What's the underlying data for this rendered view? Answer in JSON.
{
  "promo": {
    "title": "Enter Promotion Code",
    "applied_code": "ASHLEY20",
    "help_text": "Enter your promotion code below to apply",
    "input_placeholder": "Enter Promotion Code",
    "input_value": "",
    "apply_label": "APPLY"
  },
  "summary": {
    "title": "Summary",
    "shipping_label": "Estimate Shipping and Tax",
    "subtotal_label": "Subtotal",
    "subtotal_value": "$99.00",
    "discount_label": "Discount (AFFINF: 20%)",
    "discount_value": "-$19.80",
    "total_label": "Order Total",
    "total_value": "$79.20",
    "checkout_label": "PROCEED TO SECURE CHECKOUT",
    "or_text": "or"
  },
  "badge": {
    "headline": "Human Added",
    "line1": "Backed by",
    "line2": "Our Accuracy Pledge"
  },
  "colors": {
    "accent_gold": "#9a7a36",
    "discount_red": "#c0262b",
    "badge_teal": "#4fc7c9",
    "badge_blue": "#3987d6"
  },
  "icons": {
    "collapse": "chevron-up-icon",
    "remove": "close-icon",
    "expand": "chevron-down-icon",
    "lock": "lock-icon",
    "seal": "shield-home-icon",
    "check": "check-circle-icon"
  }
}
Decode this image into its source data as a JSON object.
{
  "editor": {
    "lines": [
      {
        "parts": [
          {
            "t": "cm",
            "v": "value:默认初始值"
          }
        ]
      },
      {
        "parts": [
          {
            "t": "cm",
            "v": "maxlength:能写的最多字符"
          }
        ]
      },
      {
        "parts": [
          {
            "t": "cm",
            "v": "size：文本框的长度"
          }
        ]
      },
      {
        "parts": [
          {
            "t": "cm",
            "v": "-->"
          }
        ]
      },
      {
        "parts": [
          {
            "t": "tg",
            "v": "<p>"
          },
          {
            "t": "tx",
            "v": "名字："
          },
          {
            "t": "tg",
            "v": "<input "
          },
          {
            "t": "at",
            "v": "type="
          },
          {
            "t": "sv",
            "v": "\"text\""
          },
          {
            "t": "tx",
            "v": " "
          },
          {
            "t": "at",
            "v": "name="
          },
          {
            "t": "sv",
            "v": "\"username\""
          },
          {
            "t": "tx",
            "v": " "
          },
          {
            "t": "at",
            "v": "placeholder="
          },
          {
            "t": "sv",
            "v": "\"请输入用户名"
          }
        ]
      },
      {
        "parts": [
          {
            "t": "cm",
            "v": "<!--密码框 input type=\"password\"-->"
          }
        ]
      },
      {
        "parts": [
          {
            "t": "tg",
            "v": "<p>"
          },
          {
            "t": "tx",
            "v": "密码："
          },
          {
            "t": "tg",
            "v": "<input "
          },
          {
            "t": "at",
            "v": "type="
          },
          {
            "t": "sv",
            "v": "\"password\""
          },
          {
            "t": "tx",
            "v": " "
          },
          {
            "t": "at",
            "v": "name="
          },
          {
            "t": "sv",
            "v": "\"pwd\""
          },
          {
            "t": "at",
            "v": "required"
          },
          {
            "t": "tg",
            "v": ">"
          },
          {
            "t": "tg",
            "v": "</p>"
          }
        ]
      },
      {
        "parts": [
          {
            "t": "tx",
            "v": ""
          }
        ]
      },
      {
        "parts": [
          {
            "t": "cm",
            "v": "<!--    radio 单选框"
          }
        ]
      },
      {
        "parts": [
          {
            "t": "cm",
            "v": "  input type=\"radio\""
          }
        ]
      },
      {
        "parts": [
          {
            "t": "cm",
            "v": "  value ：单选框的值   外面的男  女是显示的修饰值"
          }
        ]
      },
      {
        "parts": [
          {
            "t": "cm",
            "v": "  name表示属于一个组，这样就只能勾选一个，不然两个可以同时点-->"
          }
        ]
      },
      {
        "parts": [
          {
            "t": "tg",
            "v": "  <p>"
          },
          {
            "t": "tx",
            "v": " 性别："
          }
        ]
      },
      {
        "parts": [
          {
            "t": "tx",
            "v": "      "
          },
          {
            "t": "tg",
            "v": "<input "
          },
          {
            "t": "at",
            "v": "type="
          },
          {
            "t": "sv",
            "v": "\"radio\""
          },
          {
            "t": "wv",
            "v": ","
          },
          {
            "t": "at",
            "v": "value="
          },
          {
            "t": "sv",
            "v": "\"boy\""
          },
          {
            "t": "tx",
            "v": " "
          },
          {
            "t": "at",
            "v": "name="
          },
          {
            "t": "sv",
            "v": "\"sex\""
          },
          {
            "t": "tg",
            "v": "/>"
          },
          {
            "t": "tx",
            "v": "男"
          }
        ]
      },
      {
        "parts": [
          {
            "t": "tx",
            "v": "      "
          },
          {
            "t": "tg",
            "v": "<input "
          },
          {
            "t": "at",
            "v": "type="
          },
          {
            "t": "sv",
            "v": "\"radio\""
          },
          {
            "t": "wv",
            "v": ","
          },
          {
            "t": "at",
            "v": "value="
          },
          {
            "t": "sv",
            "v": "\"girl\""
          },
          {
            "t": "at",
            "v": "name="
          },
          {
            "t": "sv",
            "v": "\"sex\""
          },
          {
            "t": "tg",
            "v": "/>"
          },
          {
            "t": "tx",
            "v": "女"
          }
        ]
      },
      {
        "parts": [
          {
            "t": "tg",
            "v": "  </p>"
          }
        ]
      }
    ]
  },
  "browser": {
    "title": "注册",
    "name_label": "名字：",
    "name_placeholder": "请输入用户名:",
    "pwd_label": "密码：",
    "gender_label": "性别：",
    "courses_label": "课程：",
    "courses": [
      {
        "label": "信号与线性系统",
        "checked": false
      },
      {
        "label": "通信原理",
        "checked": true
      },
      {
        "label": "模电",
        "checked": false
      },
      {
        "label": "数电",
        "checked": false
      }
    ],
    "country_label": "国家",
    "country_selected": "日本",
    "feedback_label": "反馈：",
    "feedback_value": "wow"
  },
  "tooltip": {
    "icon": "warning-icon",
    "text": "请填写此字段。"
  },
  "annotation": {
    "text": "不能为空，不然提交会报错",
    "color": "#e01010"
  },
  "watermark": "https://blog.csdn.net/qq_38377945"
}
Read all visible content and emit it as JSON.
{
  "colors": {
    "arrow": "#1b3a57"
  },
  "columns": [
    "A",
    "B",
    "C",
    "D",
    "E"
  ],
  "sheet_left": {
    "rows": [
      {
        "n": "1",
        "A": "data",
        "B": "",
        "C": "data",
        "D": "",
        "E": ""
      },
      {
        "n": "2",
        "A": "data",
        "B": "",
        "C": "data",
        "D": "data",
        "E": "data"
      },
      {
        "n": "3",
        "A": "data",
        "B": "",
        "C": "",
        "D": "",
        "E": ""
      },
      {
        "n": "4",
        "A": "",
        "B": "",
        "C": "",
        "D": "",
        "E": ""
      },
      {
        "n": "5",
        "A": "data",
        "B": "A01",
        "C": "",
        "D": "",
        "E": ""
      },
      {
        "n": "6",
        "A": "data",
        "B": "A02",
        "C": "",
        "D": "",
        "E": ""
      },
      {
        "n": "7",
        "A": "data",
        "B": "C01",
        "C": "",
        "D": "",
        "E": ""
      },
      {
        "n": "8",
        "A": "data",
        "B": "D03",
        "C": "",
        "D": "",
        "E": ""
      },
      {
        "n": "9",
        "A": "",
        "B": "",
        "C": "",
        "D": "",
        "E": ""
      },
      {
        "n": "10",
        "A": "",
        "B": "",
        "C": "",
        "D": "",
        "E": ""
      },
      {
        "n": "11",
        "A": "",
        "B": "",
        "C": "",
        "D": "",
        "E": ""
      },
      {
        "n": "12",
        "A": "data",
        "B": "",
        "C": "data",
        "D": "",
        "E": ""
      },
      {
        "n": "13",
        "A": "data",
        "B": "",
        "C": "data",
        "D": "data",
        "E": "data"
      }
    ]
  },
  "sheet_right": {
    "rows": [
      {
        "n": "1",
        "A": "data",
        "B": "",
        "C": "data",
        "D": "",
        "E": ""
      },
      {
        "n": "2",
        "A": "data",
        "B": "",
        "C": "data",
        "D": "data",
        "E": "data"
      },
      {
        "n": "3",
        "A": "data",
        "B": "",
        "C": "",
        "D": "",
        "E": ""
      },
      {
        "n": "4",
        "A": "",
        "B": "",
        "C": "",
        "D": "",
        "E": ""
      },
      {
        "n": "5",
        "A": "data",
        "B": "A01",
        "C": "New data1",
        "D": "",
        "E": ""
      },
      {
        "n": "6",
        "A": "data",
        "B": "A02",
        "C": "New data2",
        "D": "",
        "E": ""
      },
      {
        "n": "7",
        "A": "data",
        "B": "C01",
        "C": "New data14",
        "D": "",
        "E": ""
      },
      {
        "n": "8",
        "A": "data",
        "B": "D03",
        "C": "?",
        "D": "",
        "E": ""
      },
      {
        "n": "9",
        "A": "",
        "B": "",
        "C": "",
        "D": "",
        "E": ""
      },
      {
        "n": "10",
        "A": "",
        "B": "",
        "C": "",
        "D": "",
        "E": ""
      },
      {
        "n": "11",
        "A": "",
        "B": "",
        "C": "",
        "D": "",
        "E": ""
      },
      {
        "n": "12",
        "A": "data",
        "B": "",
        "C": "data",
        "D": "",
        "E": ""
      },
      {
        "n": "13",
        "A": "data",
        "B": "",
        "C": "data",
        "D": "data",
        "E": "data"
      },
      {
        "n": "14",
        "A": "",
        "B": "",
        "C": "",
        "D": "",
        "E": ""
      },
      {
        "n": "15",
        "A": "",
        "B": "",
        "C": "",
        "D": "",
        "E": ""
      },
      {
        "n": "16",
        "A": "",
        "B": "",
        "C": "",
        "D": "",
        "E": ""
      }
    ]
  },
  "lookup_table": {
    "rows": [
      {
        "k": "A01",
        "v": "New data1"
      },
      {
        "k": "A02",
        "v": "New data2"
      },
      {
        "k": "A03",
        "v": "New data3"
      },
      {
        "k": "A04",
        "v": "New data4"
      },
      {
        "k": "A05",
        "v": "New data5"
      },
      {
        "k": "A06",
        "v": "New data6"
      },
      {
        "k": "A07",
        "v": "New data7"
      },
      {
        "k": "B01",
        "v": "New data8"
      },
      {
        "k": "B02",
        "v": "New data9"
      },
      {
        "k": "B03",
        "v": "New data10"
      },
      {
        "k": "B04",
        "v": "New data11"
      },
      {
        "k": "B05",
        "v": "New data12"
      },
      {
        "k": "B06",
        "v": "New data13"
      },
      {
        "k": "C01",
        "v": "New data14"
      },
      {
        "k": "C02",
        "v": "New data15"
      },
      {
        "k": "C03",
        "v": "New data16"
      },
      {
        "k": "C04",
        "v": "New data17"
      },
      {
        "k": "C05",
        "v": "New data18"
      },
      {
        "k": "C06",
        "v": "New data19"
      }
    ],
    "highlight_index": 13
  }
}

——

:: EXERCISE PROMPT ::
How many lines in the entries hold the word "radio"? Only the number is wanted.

:: THE ANSWER ::
4